Map of Life app guides naturalists in the great outdoors
The new Map of Life app tells users in an instant which species are likely to be found nearby. The app also helps users create personal lists of observations and contribute those to scientific research and conservation efforts.
“The app puts a significant proportion of our global knowledge about biodiversity in the palm of your hand, and allows you to discover and connect with biodiversity in a place, wherever you are,” said Walter Jetz, a Yale University associate professor of ecology and evolutionary biology and the guiding force behind Map of Life. “This vast information, personalized for where we are, can change the way we identify and learn about the things we see when traveling, hiking in the woods, or stepping in our own back yard.”

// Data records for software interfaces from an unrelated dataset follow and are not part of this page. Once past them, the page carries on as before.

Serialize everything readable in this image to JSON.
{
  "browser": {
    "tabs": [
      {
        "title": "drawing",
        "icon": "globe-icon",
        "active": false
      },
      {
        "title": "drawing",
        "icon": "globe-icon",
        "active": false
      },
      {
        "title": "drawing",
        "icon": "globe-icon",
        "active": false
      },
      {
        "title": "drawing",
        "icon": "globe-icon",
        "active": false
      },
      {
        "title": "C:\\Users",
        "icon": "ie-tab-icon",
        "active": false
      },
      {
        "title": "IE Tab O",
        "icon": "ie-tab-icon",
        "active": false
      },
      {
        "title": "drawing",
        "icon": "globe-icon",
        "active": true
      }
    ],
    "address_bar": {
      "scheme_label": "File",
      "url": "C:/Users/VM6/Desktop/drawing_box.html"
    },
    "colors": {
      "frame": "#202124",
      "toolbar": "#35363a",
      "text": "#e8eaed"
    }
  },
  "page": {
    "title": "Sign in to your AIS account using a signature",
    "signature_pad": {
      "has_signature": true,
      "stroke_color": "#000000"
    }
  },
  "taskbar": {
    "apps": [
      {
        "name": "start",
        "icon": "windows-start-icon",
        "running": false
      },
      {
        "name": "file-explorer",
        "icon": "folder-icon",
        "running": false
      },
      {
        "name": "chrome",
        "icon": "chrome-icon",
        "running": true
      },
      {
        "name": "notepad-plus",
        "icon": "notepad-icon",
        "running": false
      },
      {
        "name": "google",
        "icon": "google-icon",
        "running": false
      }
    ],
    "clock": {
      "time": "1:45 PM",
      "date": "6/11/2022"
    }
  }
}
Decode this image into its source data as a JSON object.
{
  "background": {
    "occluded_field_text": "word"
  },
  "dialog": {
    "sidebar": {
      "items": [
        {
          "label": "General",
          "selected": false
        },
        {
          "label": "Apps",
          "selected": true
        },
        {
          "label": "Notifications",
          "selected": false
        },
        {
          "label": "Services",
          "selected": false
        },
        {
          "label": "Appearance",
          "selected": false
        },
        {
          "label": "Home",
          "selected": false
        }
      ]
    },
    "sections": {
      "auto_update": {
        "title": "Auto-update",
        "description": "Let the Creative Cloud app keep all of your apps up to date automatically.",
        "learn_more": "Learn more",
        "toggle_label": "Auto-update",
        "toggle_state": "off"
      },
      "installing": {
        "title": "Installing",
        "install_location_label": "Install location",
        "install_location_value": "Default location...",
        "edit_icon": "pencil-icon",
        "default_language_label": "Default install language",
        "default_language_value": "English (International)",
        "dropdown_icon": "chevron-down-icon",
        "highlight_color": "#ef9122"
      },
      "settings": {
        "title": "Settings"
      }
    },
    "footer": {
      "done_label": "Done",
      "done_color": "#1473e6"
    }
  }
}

Naturalists get a digital guide tailored to their location that. The Map of Life presents localized species information via maps, photographs, and detailed information. The National Science Foundation and NASA provided initial support for the map. Google and Senckenberg Gesellschaft für Naturforschung also have supported the project, according to a news release from Yale.
The map contains a recording feature so citizen scientists can log their bird encounters and dragonfly sightings, adding to the biodiversity data available to scientists around the world.
“Think of a field guide that continues to improve the more we all use it and add to it. That is the beauty of this mobile application, and its great strength,” said Rob Guralnick, associate curator at the University of Florida and the project’s co-leader. “We hope that the Map of Life app, built from 100 years of knowledge about where species are found, will accelerate our ability to completely close the many gaps in our biodiversity knowledge.”
Making it easier and more globally streamlined for citizen scientists to contribute information is a key motivation behind creating the app.
“The world is changing rapidly and species continue to disappear before we even knew where they existed, what role they had, and how we could conserve them,” said Jetz, who is director of the Yale Program in Spatial Biodiversity Science & Conservation and is involved in several global science initiatives for advancing biodiversity monitoring.
“Too much of our knowledge is limited to too few places and species,” Jetz said. “Helping people everywhere to identify and then record biodiversity carries the potential to hugely extend the geographic and taxonomic reach of measuring the pulse of life.”
The Map of Life app is available in six languages for iPhone and Android smartphones.
On the Web …
For more about the app, go to the website.